Though this quality is required in all evangelists, it is probably “more necessary” in the evangelist who works in a country such as Italy. In Italy, as in most European countries, (1) there exists a bureaucracy to which the American is not at all accustomed. In fact, because of inefficient office personnel and complicated office procedures, it once took me sixty days, six provisionary license tags, and literally dozens of trips, to different offices to get a permanent license tag for my car. Take an incident of this nature plus (2) a new language and “strange” customs to learn; add to the situation (3) an immature member of the Italian congregation who fails to appreciate the missionary’s purpose and may even criticize his family, and one is tempted to throw up his hands and run “home to the United States.” To overcome this temptation and accomplish the purpose for which a missionary goes in the first place takes perseverance. He must remember we are not to “lose heart in doing good, for in due time we shall reap if we do not grow weary” (Gal. 6:9).

A Love for Lost Souls

To be successful as a missionary in Italy, or anywhere, one must really love the souls of men. In fact, this is undoubtedly the most important of all the requisites listed, for “love finds a way.” “Love bears all things, believes all things, hopes all things, endures all things” (1 Cor. 13:7). Love, in fact, is the foundation on which perseverance is built, the sentiment which will drive one to study when such is necessary to save souls, and the trait which will bring one to the practice of humility. A good “dose” of love will often help one to overcome the lack of one or more of the other requisites, but even more often it will help him to develop that lacking requisite because it is necessary to the salvation of the souls which he loves.

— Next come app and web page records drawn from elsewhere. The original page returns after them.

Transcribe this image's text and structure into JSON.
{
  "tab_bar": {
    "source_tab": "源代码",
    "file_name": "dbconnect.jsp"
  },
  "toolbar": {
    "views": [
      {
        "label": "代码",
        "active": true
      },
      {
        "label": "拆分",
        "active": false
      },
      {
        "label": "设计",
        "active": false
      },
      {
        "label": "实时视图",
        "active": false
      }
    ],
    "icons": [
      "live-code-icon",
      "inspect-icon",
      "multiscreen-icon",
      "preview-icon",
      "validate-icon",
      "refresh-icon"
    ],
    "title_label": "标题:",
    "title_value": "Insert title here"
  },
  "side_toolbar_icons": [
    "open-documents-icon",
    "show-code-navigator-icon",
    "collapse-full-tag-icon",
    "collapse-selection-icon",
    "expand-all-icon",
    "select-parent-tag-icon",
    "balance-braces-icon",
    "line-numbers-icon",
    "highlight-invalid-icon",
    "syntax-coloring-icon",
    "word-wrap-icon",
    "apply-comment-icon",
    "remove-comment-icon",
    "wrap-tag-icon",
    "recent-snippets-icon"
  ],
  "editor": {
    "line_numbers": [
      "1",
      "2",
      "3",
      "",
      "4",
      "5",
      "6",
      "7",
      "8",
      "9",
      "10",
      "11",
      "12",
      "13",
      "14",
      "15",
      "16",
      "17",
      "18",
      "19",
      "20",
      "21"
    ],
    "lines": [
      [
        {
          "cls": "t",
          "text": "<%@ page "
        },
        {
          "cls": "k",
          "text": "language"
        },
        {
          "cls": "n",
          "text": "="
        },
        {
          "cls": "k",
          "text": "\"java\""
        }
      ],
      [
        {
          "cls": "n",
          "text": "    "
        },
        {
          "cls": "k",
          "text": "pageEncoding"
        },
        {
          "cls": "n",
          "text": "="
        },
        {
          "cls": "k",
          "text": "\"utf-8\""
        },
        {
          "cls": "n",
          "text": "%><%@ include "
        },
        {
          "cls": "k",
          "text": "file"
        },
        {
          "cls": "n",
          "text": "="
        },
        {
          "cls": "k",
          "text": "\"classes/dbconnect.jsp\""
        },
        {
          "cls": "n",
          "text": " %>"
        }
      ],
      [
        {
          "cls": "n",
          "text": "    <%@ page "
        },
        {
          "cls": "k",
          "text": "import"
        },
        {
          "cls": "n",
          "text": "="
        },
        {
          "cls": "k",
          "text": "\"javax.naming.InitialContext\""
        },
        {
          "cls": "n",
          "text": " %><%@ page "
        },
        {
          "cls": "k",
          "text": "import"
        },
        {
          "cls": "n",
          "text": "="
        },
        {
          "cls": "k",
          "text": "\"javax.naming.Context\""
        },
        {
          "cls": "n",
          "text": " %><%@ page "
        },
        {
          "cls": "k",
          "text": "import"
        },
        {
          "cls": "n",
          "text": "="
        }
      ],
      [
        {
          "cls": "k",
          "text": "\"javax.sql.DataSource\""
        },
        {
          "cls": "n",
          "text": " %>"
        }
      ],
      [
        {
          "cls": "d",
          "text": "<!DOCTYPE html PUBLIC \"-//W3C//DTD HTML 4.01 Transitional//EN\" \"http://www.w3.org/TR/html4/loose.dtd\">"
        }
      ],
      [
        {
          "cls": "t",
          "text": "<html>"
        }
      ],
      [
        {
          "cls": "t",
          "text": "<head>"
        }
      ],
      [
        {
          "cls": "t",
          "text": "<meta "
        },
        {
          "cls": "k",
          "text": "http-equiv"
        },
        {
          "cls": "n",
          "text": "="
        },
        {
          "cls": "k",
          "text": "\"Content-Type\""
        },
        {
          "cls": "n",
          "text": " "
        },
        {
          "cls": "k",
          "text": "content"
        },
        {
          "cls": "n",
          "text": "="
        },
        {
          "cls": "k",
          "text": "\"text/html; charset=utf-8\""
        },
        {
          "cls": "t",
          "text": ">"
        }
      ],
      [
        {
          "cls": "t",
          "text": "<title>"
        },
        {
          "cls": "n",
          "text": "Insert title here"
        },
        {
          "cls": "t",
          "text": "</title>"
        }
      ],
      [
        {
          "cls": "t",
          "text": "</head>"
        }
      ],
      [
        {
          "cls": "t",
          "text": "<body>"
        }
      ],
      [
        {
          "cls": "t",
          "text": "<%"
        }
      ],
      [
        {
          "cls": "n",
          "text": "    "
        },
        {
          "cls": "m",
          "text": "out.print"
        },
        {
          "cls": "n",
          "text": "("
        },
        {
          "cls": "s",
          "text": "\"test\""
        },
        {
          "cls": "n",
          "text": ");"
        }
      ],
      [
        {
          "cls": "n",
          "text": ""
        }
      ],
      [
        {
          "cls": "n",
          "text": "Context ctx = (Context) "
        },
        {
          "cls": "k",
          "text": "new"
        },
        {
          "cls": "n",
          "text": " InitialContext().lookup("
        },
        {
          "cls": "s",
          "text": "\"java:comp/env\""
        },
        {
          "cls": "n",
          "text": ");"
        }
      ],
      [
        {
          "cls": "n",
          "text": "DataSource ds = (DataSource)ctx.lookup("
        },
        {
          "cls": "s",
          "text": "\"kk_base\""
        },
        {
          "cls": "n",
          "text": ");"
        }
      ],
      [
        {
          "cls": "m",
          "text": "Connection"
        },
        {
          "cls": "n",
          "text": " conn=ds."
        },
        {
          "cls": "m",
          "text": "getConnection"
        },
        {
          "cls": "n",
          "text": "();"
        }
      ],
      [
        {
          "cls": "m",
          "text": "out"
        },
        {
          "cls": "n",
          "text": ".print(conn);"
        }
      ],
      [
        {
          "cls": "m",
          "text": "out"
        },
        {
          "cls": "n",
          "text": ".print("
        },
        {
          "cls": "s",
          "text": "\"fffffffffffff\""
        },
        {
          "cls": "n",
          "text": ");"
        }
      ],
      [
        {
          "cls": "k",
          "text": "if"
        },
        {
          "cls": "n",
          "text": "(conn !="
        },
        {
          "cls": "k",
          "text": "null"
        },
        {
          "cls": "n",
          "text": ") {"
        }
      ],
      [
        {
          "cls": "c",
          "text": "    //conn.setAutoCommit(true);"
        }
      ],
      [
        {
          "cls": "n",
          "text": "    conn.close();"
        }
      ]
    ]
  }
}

A Willing Wife

Not only should the missionary have the traits described above but in the case of the married man, the wife must share in his decision to go to the field and participate actively in his efforts on the field. She, too, will need humility, a willingness to adapt, a willingness to study (she too must learn the language if the family is to be happy), perseverance, and a love for lost souls. In fact, it should be remembered that often it is harder for the woman to adapt to new surroundings than it is for a man. Thus man and wife should consider these things prayerfully before deciding to do mission work in Italy. Some “missionary wives” have been a wonderful help while others have rendered the whole family unhappy by their refusal to adapt; in some cases they have forced an abrupt return to the United States. If there are older children, they too should share in the discussion of the proposed mission. Protestants generally refuse to send a family with more than two children, but this should not be a rule.


Obviously the above is an attempt to describe the ideal missionary for Italy. It is further obvious that no person will have 100% of all these traits. Therefore, it seems that the task of the conscientious eldership is to try to select and send those persons who are likely to have the greatest number of these traits to the fullest degree.

  • Cook, Harold B. 1954. An Introduction to Christian Missions. Chicago, IL: Moody Press.
  • Gurganus, George, ed. 1976. Guidelines for World Evangelism. Abilene, TX: Biblical Research Press.
  • Hardin, David C. 1978. Mission: A Practical Approach to Church Sponsored Mission Work. Pasadena, CA: Wm. Carey Library.
  • Lindsell, Harold. 1954. Missionary Principles and Practices. Old Tappan, NJ: Fleming H. Revell Co.